Richard Pinder and family


Pinder, Zitelia Susan July 27, 1876, 3 months

From the Old Burying Ground records, City of Fredericton:

Richard M. Pinder claims a lot 8 x 13, old part bounded south by the Charles Mills lot, east by William Anderson’s lot and on the north by A. Estey’s lot. Enclosed by four wooden stakes and marked by monuments with names Stella and Robie on same. This lot was marked for the above claimer by William Craig in the early 1870s.

“Stella” and “Robbie” were the children of John and Elizabeth Wilson.

Richard M. Pinder lived in Brunswick Street on the north corner of Church. He was a partner in Cooper’s carriage trade in the 1870s, Cooper and Pinder. The carriage factory was in King Street between York and Westmorland Streets. He married Frances C. Payne, eldest daughter of Richard Payne, in 1874. Zitelia Susan was their daughter. Several others of their children died young, including two sons of diptheria in 1881.

Census, Fredericton, NB, 1901:

Pinder, Richard, head of household, born Feb 16 1846, aged 55

Francis, wife, Aug 28 1846, 54

Annie, daughter, Mar 19 1881, 20

May, daughter, Dec 30 1882, 18

Gertrude, daughter, Apr 16 1885, 15

Jack, son, Oct 4 1889, 11

Annie, mother, widow, Apr 6 1814, 86

Richard Pinder’s mother Ann, widow of John Pinder, was a confectioner and grocer. In 1861, the census showed Ann Pinder, 46, sharing a home with Elizabeth, 24; George, 13; Mary, 9; and three grandsons: Henry Devitt, 5; Francis, 3; and George R., 1 month.

The New Brunswick Directory for 1865-66 lists Richard and James Pinder, both carpenters, at Queen near St. John Street. Lovell’s Directory 1871 shows Richard M. Pinder, Colwell Pinder Company, Queen Street, and James K. Pinder, Builder, Queen Street.

New Brunswick Reporter and Fredericton Advertiser, Fredericton, NB, 1 April 1896:

Major Wm T. Howe of Stanley (York Co.) and Capt. R.M. Pinder of this city, two of the oldest officers in the 71st Battalion, have resigned their commissions in the militia…. Capt. Pinder has been connected with the militia for nearly 35 years. He was a member of the old Victoria Rifles and was with his corps at St. Andrews at the time of the Fenian scare. He was a crack rifle shot in his younger days and was at Wimbleton with the Canadian team in 1875.

Pinder is not a common surname in Fredericton, and others listed in the records are most likely related to Richard Pinder.

Charles Mills and Maria Saunders


In Memory of Charles Mills, died April 2nd, 1875 aged 74 years.
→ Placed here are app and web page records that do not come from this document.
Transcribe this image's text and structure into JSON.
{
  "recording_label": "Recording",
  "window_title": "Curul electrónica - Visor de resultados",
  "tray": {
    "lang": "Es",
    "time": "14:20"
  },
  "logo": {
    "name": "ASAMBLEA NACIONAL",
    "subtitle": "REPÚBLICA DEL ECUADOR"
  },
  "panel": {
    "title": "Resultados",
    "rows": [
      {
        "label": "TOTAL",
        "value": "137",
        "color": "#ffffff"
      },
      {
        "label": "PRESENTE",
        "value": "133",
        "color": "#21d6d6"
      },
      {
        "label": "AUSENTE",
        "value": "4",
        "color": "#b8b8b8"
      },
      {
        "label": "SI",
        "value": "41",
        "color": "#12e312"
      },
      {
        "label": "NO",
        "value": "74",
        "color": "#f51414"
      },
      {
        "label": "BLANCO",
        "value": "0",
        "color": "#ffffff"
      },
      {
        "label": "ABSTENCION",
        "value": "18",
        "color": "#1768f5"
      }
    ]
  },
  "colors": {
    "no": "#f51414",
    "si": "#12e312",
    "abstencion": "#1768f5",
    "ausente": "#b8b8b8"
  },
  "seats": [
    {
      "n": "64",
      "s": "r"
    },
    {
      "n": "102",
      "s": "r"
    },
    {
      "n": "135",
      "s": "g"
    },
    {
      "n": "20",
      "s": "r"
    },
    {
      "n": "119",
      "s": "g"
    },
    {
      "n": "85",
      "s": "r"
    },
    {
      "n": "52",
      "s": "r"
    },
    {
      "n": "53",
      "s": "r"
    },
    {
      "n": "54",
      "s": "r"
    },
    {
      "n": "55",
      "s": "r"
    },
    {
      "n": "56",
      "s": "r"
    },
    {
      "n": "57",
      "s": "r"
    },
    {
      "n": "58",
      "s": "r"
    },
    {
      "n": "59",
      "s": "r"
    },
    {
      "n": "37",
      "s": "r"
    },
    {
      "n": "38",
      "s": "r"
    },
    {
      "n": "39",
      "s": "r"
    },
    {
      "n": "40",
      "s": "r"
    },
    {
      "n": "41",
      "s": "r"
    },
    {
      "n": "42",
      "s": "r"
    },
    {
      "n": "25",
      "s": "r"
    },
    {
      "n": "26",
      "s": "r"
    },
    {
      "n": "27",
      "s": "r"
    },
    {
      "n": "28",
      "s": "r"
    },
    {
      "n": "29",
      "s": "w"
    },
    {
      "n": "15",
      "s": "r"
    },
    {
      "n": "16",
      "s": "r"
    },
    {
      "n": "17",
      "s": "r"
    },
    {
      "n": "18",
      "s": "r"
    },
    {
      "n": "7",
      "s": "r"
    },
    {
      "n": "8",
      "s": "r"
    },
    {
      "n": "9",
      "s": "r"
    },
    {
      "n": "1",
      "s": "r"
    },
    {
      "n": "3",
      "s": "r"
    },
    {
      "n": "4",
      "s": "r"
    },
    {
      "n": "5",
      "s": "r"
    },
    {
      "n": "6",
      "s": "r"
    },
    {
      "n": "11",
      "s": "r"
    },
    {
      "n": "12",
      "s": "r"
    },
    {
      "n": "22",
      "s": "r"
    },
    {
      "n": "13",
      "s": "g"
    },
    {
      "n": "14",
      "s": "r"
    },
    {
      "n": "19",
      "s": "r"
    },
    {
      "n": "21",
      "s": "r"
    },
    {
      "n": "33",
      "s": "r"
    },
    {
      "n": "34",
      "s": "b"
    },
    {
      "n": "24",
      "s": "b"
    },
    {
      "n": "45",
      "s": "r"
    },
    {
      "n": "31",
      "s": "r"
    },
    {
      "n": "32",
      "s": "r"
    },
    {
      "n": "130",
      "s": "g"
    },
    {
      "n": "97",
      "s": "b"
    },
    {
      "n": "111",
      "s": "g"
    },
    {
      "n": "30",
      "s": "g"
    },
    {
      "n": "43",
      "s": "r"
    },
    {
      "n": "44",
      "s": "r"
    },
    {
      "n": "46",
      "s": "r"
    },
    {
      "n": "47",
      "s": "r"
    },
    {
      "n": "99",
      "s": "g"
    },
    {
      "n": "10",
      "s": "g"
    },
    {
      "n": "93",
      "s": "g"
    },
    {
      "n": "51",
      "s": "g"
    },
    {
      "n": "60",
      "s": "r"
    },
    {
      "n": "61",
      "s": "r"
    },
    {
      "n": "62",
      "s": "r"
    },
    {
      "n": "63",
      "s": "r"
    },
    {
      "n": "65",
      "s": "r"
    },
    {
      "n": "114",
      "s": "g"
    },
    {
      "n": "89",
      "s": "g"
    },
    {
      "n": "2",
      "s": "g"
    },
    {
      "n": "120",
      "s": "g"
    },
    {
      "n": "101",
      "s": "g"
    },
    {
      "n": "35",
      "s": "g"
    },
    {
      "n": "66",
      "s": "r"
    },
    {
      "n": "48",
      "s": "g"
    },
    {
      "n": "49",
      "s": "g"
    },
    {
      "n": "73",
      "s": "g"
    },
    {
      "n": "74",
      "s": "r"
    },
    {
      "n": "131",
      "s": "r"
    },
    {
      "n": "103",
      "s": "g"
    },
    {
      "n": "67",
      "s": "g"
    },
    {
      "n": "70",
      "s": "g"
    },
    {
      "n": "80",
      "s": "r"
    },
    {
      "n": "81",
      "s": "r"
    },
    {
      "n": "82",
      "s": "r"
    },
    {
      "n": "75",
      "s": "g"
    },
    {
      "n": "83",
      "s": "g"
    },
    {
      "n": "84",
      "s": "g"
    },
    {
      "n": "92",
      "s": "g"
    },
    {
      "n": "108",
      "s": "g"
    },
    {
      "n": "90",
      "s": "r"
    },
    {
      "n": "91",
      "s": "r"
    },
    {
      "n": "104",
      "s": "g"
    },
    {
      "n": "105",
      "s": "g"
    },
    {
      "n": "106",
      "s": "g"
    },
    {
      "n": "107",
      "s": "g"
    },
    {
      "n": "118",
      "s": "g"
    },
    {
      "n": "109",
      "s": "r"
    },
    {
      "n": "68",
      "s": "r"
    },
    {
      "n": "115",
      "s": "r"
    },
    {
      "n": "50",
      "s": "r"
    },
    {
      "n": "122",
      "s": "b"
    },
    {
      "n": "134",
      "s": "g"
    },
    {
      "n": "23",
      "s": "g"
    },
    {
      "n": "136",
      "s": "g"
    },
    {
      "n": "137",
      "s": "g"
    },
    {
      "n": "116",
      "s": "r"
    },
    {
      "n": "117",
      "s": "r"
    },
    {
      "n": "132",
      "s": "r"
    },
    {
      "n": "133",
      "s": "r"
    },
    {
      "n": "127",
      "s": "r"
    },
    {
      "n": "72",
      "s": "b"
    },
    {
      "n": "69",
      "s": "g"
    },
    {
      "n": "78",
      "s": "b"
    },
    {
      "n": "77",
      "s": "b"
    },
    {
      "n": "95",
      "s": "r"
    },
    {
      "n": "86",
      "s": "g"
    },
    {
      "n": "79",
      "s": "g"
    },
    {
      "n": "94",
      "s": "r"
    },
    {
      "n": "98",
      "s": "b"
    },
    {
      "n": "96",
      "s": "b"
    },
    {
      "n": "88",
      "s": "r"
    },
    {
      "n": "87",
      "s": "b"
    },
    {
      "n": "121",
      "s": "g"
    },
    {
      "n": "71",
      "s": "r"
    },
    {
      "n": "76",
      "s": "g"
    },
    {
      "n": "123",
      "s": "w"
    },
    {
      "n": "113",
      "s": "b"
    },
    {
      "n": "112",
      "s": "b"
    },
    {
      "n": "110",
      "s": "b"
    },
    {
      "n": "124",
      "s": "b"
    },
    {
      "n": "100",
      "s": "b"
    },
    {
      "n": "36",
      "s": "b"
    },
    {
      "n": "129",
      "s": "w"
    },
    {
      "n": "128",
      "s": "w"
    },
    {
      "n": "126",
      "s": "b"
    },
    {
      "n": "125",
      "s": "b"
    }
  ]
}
Also his wife Maria died July 4th 1876 aged 72 years.

Maria Saunders and her second husband are buried in a lot adjoining that of her first husband, Alexander Anderson, and four of their children. Lieutenant Charles Mills was the Adjutant of the 33rd Regiment, stationed in Fredericton between 1845 and 1848.

The Fredericton census, 1871, shows Charles Mills, gardener, aged 65, living with his wife, Marie, 65, and Alexander Anderson, stepson, 24, carpenter.

Alexander Anderson and children


In Memory of Alexander Anderson, died March 8, 1848, aged 47 years

Also Elizabeth Anderson, died November 10th, 1846, aged 4 years

Also Isabella Anderson, died March 8th, 1848, aged 9 months

Also William Anderson, died November 12th, 1850, aged 10 years.

Alexander Anderson of Fredericton, labourer, bought land in 1845 on the new Needham Street “as laid out by Mark Needham,” and evidently was strong and prosperous until residing in his new abode, where he and three of his children died within a few years.

His wife was Maria Saunders, and the family attended the Kirk. She and her only surviving child, Alexander, remained at their new address adjacent to the famous garden of William Watts. Charles Mills, her second husband, was a gardener.

Morning News, Saint John, NB, 19 April 1852:

Married on the 13th inst. by the Rev. J. M. Brooke, Mr. Charles Mills to Maria, widow of the late Alexander Anderson, all of Fredericton.